Diego Sanchez has won Fight of the Night in his last four of six fights. He didn’t just win the bonuses either; he won the fights as well. That’s no accident, because when Diego wins, he wins spectacularly.
Since 2009, Sanchez has been nothing but nonstop action. Even his losses are something to watch. Who would have though Sanchez could have made it out alive of the first round against B. J. Penn?
Sanchez is a heck of a fighter, and you’re missing out if you don’t see him live.
Quinton Jackson is a knockout artist that hasn’t knocked anyone out lately.
His last KO was a revenge bout against Wanderlei Silva at UFC 92. Since then, he’s had some very tough matchups against Rashad Evans and Lyoto Machida, but finishes of fighters like Keith Jardine and Matt Hamill were expected.

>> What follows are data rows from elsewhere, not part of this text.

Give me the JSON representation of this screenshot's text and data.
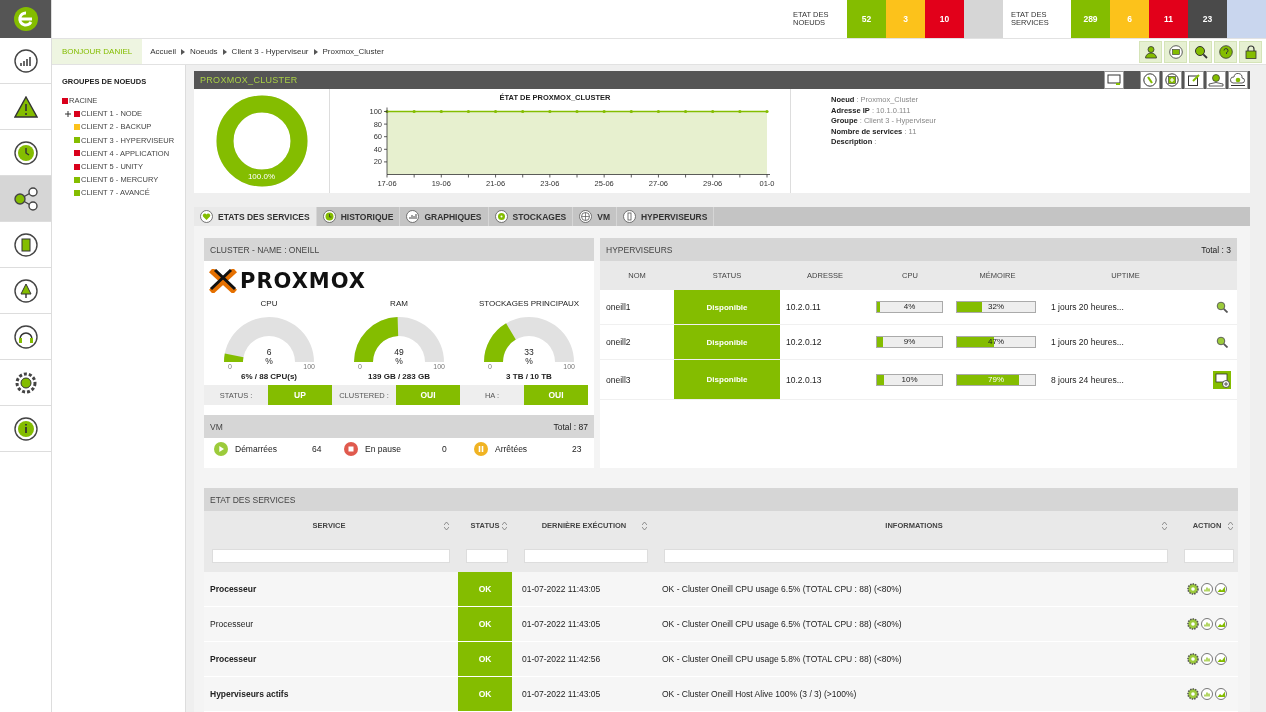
{
  "rail": {
    "items": [
      {
        "selected": false
      },
      {
        "selected": false
      },
      {
        "selected": false
      },
      {
        "selected": true
      },
      {
        "selected": false
      },
      {
        "selected": false
      },
      {
        "selected": false
      },
      {
        "selected": false
      },
      {
        "selected": false
      }
    ]
  },
  "top_bar": {
    "groups": [
      {
        "label": "ETAT DES NOEUDS",
        "counts": [
          {
            "value": "52",
            "color": "#84bd00"
          },
          {
            "value": "3",
            "color": "#fcc21b"
          },
          {
            "value": "10",
            "color": "#e2001a"
          },
          {
            "color": "#d6d6d6"
          }
        ]
      },
      {
        "label": "ETAT DES SERVICES",
        "counts": [
          {
            "value": "289",
            "color": "#84bd00"
          },
          {
            "value": "6",
            "color": "#fcc21b"
          },
          {
            "value": "11",
            "color": "#e2001a"
          },
          {
            "value": "23",
            "color": "#4a4a4a"
          },
          {
            "color": "#c9d6ee"
          }
        ]
      }
    ]
  },
  "greeting": "BONJOUR DANIEL",
  "breadcrumb": [
    "Accueil",
    "Noeuds",
    "Client 3 - Hyperviseur",
    "Proxmox_Cluster"
  ],
  "node_groups": {
    "title": "GROUPES DE NOEUDS",
    "root": {
      "label": "RACINE",
      "color": "#d9001b",
      "children": [
        {
          "label": "CLIENT 1 - NODE",
          "color": "#d9001b",
          "expandable": true
        },
        {
          "label": "CLIENT 2 - BACKUP",
          "color": "#fcc21b",
          "expandable": false
        },
        {
          "label": "CLIENT 3 - HYPERVISEUR",
          "color": "#84bd00",
          "expandable": false
        },
        {
          "label": "CLIENT 4 - APPLICATION",
          "color": "#d9001b",
          "expandable": false
        },
        {
          "label": "CLIENT 5 - UNITY",
          "color": "#d9001b",
          "expandable": false
        },
        {
          "label": "CLIENT 6 - MERCURY",
          "color": "#84bd00",
          "expandable": false
        },
        {
          "label": "CLIENT 7 - AVANCÉ",
          "color": "#84bd00",
          "expandable": false
        }
      ]
    }
  },
  "node": {
    "title": "PROXMOX_CLUSTER",
    "availability": {
      "level": 1,
      "reading": "100.0%"
    },
    "chart_data": {
      "type": "line",
      "title": "ÉTAT DE PROXMOX_CLUSTER",
      "categories": [
        "17-06",
        null,
        "19-06",
        null,
        "21-06",
        null,
        "23-06",
        null,
        "25-06",
        null,
        "27-06",
        null,
        "29-06",
        null,
        "01-0"
      ],
      "series": [
        {
          "color": "#84bd00",
          "values": [
            100,
            100,
            100,
            100,
            100,
            100,
            100,
            100,
            100,
            100,
            100,
            100,
            100,
            100,
            100
          ]
        }
      ],
      "ylim": [
        0,
        100
      ],
      "yticks": [
        20,
        40,
        60,
        80,
        100
      ]
    },
    "details": [
      {
        "label": "Noeud",
        "value": ": Proxmox_Cluster"
      },
      {
        "label": "Adresse IP",
        "value": ": 10.1.0.111"
      },
      {
        "label": "Groupe",
        "value": ": Client 3 - Hyperviseur"
      },
      {
        "label": "Nombre de services",
        "value": ": 11"
      },
      {
        "label": "Description",
        "value": ":"
      }
    ]
  },
  "tabs": [
    {
      "label": "ETATS DES SERVICES",
      "selected": true
    },
    {
      "label": "HISTORIQUE",
      "selected": false
    },
    {
      "label": "GRAPHIQUES",
      "selected": false
    },
    {
      "label": "STOCKAGES",
      "selected": false
    },
    {
      "label": "VM",
      "selected": false
    },
    {
      "label": "HYPERVISEURS",
      "selected": false
    }
  ],
  "cluster": {
    "title": "CLUSTER - NAME : ONEILL",
    "logo": "PROXMOX",
    "gauges": [
      {
        "title": "CPU",
        "level": 0.06,
        "value": "6",
        "unit": "%",
        "min": "0",
        "max": "100",
        "caption": "6% / 88 CPU(s)"
      },
      {
        "title": "RAM",
        "level": 0.49,
        "value": "49",
        "unit": "%",
        "min": "0",
        "max": "100",
        "caption": "139 GB / 283 GB"
      },
      {
        "title": "STOCKAGES PRINCIPAUX",
        "level": 0.33,
        "value": "33",
        "unit": "%",
        "min": "0",
        "max": "100",
        "caption": "3 TB / 10 TB"
      }
    ],
    "flags": [
      {
        "label": "STATUS :",
        "value": "UP"
      },
      {
        "label": "CLUSTERED :",
        "value": "OUI"
      },
      {
        "label": "HA :",
        "value": "OUI"
      }
    ],
    "vm": {
      "title": "VM",
      "total": "Total : 87",
      "states": [
        {
          "kind": "running",
          "label": "Démarrées",
          "count": "64"
        },
        {
          "kind": "paused",
          "label": "En pause",
          "count": "0"
        },
        {
          "kind": "stopped",
          "label": "Arrêtées",
          "count": "23"
        }
      ]
    }
  },
  "hypervisors": {
    "title": "HYPERVISEURS",
    "total": "Total : 3",
    "columns": [
      "NOM",
      "STATUS",
      "ADRESSE",
      "CPU",
      "MÉMOIRE",
      "UPTIME"
    ],
    "rows": [
      {
        "name": "oneill1",
        "status": "Disponible",
        "address": "10.2.0.11",
        "cpu": {
          "level": 0.04,
          "reading": "4%"
        },
        "memory": {
          "level": 0.32,
          "reading": "32%"
        },
        "uptime": "1 jours 20 heures...",
        "kind": "search"
      },
      {
        "name": "oneill2",
        "status": "Disponible",
        "address": "10.2.0.12",
        "cpu": {
          "level": 0.09,
          "reading": "9%"
        },
        "memory": {
          "level": 0.47,
          "reading": "47%"
        },
        "uptime": "1 jours 20 heures...",
        "kind": "search"
      },
      {
        "name": "oneill3",
        "status": "Disponible",
        "address": "10.2.0.13",
        "cpu": {
          "level": 0.1,
          "reading": "10%"
        },
        "memory": {
          "level": 0.79,
          "reading": "79%"
        },
        "uptime": "8 jours 24 heures...",
        "kind": "add"
      }
    ]
  },
  "services": {
    "title": "ETAT DES SERVICES",
    "columns": [
      "SERVICE",
      "STATUS",
      "DERNIÈRE EXÉCUTION",
      "INFORMATIONS",
      "ACTION"
    ],
    "rows": [
      {
        "service": "Processeur",
        "emphasized": true,
        "status": "OK",
        "last_run": "01-07-2022 11:43:05",
        "info": "OK - Cluster Oneill CPU usage 6.5% (TOTAL CPU : 88) (<80%)"
      },
      {
        "service": "Processeur",
        "emphasized": false,
        "status": "OK",
        "last_run": "01-07-2022 11:43:05",
        "info": "OK - Cluster Oneill CPU usage 6.5% (TOTAL CPU : 88) (<80%)"
      },
      {
        "service": "Processeur",
        "emphasized": true,
        "status": "OK",
        "last_run": "01-07-2022 11:42:56",
        "info": "OK - Cluster Oneill CPU usage 5.8% (TOTAL CPU : 88) (<80%)"
      },
      {
        "service": "Hyperviseurs actifs",
        "emphasized": true,
        "status": "OK",
        "last_run": "01-07-2022 11:43:05",
        "info": "OK - Cluster Oneill Host Alive 100% (3 / 3) (>100%)"
      }
    ]
  }
}
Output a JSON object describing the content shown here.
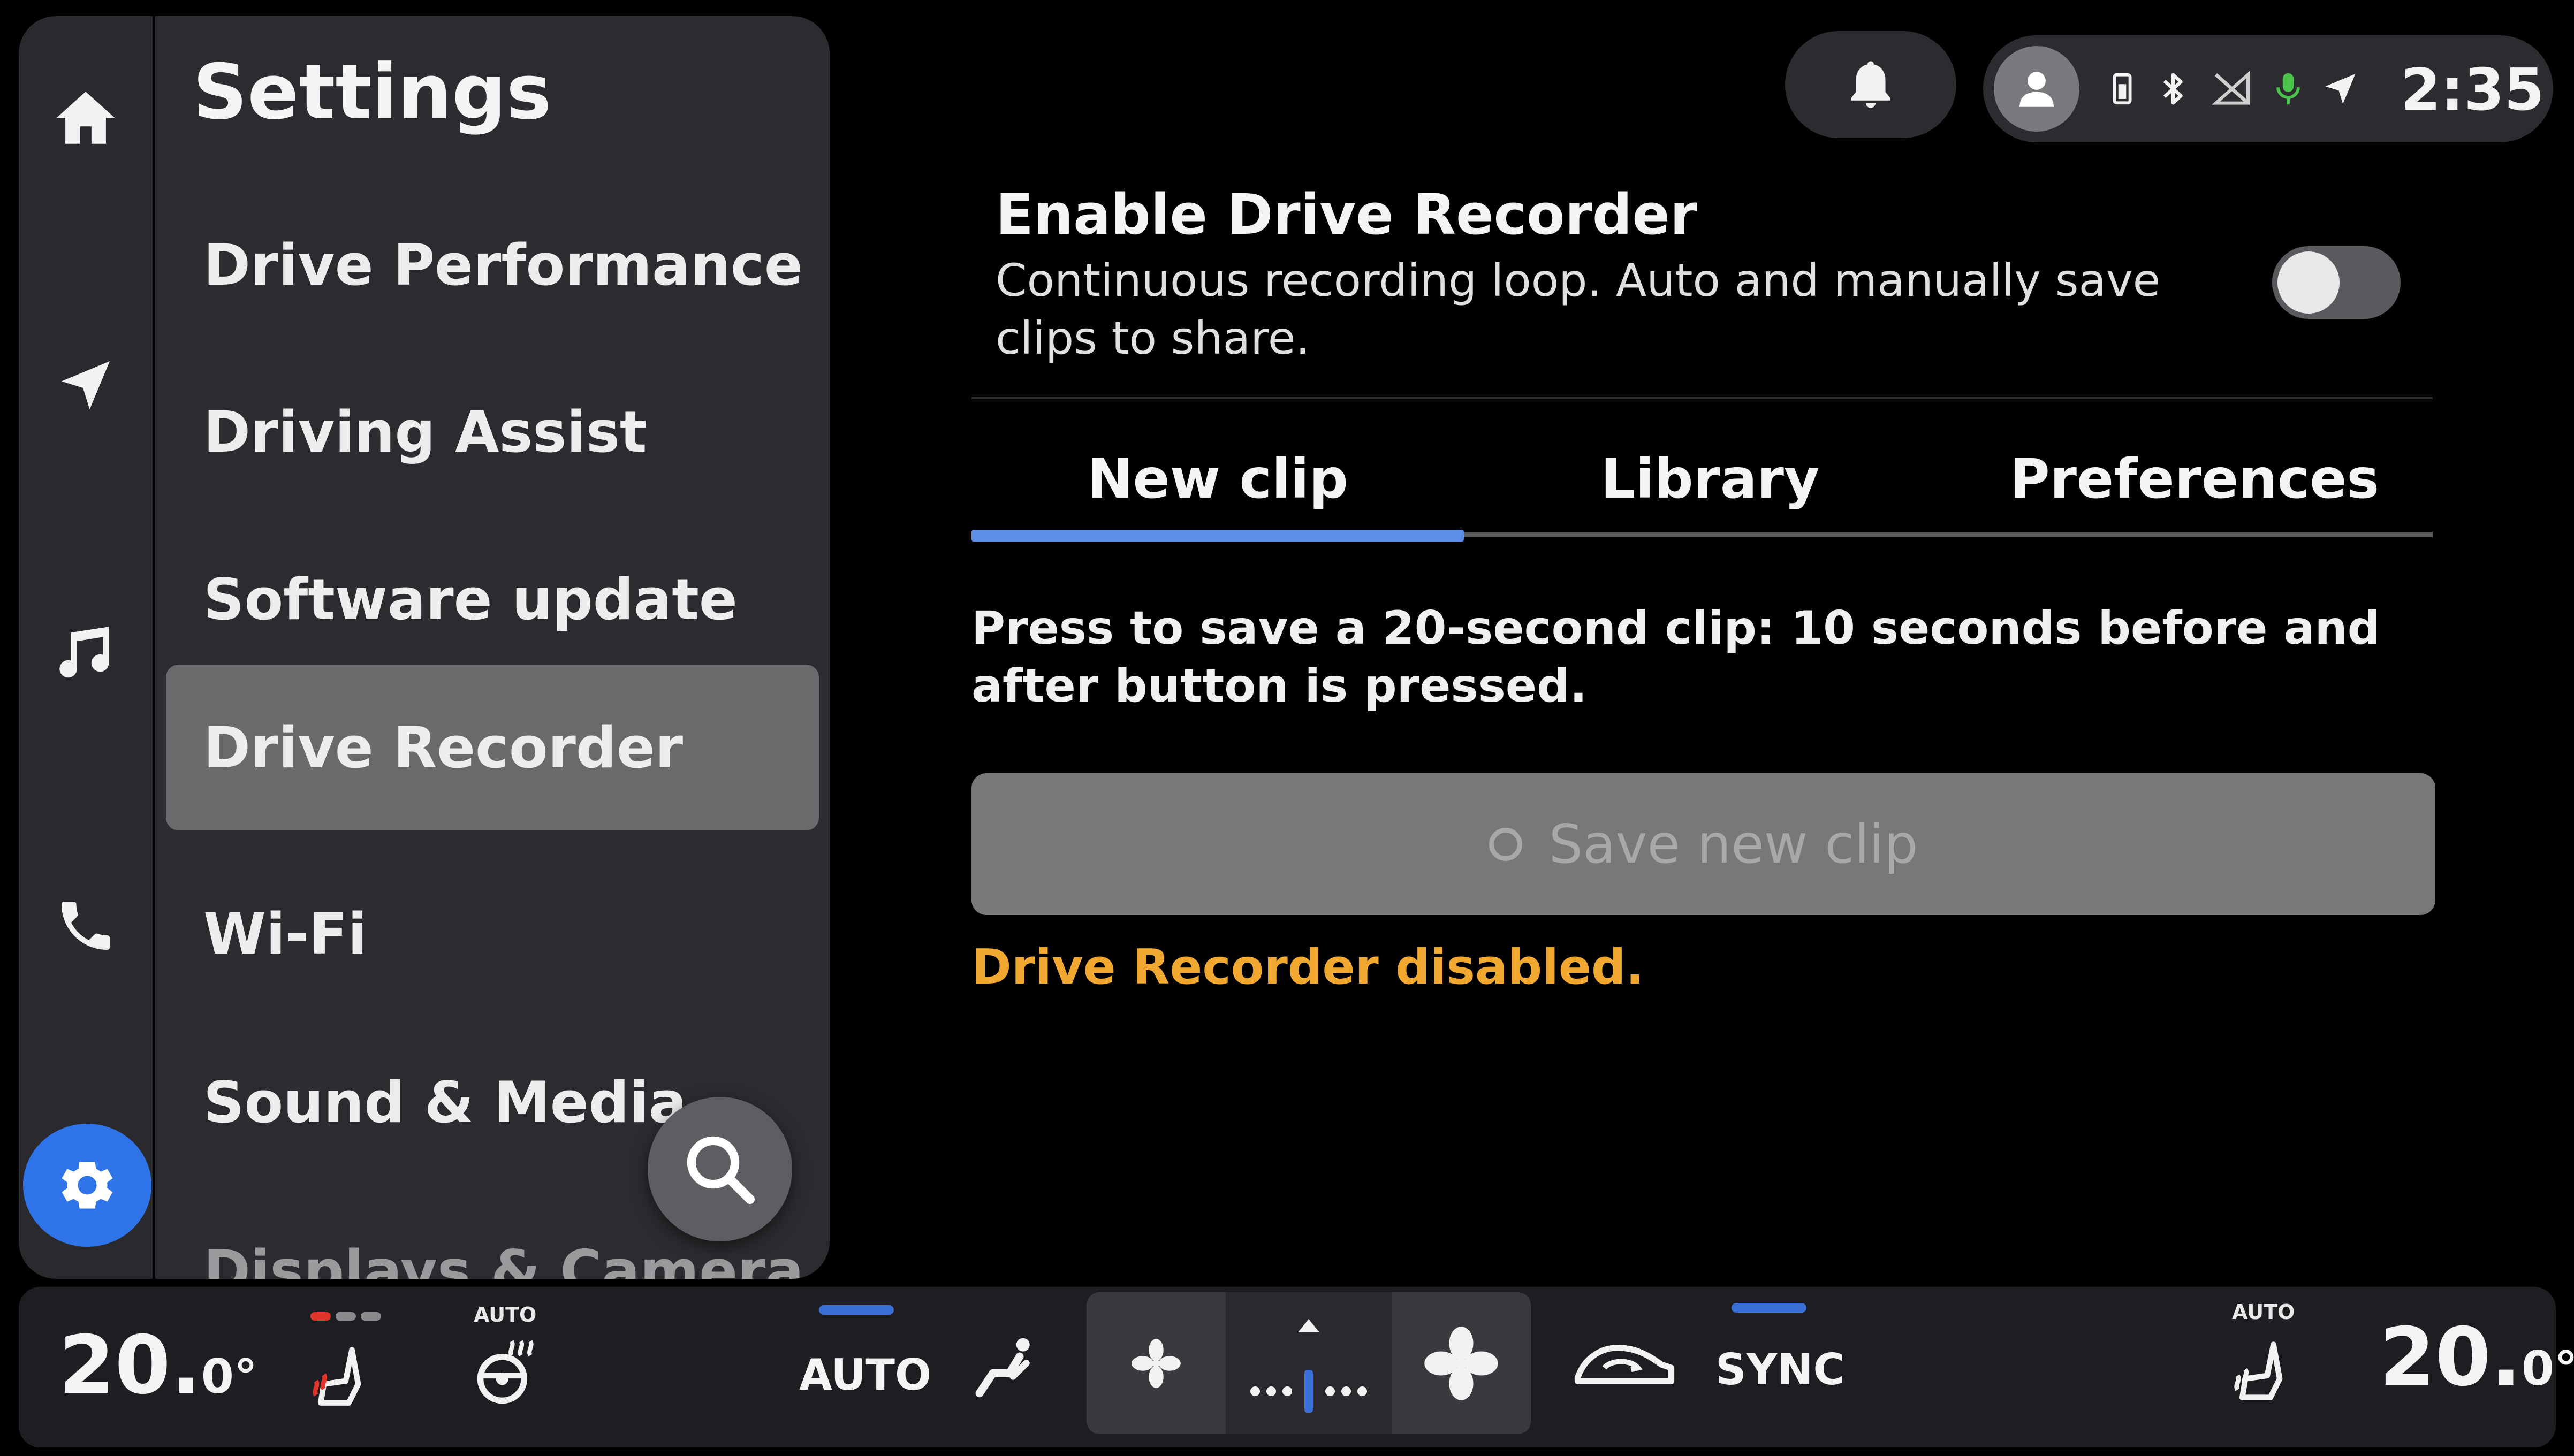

People seem to believe that Jackson has lost some of his power in the past few years, which may be due to his Hollywood commitments.
Rampage says he’s motivated going into this fight, and his press conference antics sound believable. Here’s hoping he sticks to his word.
The Jones hype train is in full swing, and it’s hard to fault the bandwagon: Bones has dismantled every single opponent in spectacular fashion.
When it comes to truly elite opponents, however, he’s only faced Shogun Rua. He emerged victorious, but only after it was clear to many watchers that Rua was not in top condition, having come back from yet another knee surgery.
If Rampage stays healthy, a Jones victory would mean a second consecutive victory over an elite opponent and solidify his status as the best thing since the croissan’wich, and we all know how good those croissan'wiches are.
It could be the fight of the year.
The UFC has done well in marketing this fight. At age 33, Rampage is hardly an old man, but he’s been fighting for so long he rightfully deserves the title "legend."
Regardless, he is more than just a veteran of the sport; he is a member of the current guard that could be overtaken by the new.
At 24 years of age, Jones is the youngest light heavyweight champion in UFC history, and a victory over Rampage would guarantee a passing of the torch.
Stylistically, the two match up well, although the current hype train would have you believe Jon Jones has more than just an edge over Jackson.
Whether Jackson wins the belt or Jones defends the title, audiences everywhere will feel like winners after watching UFC 135.